The task – Working from the records beneath this line, reproduce each one exactly.

Entries provided –
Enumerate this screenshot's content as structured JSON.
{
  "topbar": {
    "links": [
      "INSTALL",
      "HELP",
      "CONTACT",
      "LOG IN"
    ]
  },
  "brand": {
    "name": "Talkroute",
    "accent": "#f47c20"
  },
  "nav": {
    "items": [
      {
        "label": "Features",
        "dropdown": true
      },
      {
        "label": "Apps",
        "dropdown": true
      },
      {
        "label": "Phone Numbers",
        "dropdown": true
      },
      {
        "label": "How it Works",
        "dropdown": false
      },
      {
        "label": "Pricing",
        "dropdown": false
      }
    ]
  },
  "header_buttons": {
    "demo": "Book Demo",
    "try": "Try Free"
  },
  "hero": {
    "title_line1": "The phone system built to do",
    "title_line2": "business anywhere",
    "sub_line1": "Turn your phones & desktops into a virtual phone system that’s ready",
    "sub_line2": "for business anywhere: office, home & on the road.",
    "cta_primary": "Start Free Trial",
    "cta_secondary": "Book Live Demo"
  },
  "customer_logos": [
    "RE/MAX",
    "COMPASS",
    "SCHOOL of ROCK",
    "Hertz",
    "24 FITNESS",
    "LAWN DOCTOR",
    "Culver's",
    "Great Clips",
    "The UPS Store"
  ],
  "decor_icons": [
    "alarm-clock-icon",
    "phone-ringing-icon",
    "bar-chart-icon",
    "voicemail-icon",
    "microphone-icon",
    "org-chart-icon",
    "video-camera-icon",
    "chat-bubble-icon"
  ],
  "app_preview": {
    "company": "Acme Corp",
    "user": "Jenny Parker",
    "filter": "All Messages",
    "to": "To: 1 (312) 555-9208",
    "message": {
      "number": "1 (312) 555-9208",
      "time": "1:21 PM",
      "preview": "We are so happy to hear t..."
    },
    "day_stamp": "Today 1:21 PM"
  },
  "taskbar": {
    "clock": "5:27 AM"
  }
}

Expected answer –
Enumerate this screenshot's content as structured JSON.
{
  "topbar": {
    "links": [
      "INSTALL",
      "HELP",
      "CONTACT",
      "LOG IN"
    ]
  },
  "brand": {
    "name": "Talkroute",
    "accent": "#f47c20"
  },
  "nav": {
    "items": [
      {
        "label": "Features",
        "dropdown": true
      },
      {
        "label": "Apps",
        "dropdown": true
      },
      {
        "label": "Phone Numbers",
        "dropdown": true
      },
      {
        "label": "How it Works",
        "dropdown": false
      },
      {
        "label": "Pricing",
        "dropdown": false
      }
    ]
  },
  "header_buttons": {
    "demo": "Book Demo",
    "try": "Try Free"
  },
  "hero": {
    "title_line1": "The phone system built to do",
    "title_line2": "business anywhere",
    "sub_line1": "Turn your phones & desktops into a virtual phone system that’s ready",
    "sub_line2": "for business anywhere: office, home & on the road.",
    "cta_primary": "Start Free Trial",
    "cta_secondary": "Book Live Demo"
  },
  "customer_logos": [
    "RE/MAX",
    "COMPASS",
    "SCHOOL of ROCK",
    "Hertz",
    "24 FITNESS",
    "LAWN DOCTOR",
    "Culver's",
    "Great Clips",
    "The UPS Store"
  ],
  "decor_icons": [
    "alarm-clock-icon",
    "phone-ringing-icon",
    "bar-chart-icon",
    "voicemail-icon",
    "microphone-icon",
    "org-chart-icon",
    "video-camera-icon",
    "chat-bubble-icon"
  ],
  "app_preview": {
    "company": "Acme Corp",
    "user": "Jenny Parker",
    "filter": "All Messages",
    "to": "To: 1 (312) 555-9208",
    "message": {
      "number": "1 (312) 555-9208",
      "time": "1:21 PM",
      "preview": "We are so happy to hear t..."
    },
    "day_stamp": "Today 1:21 PM"
  },
  "taskbar": {
    "clock": "5:27 AM"
  }
}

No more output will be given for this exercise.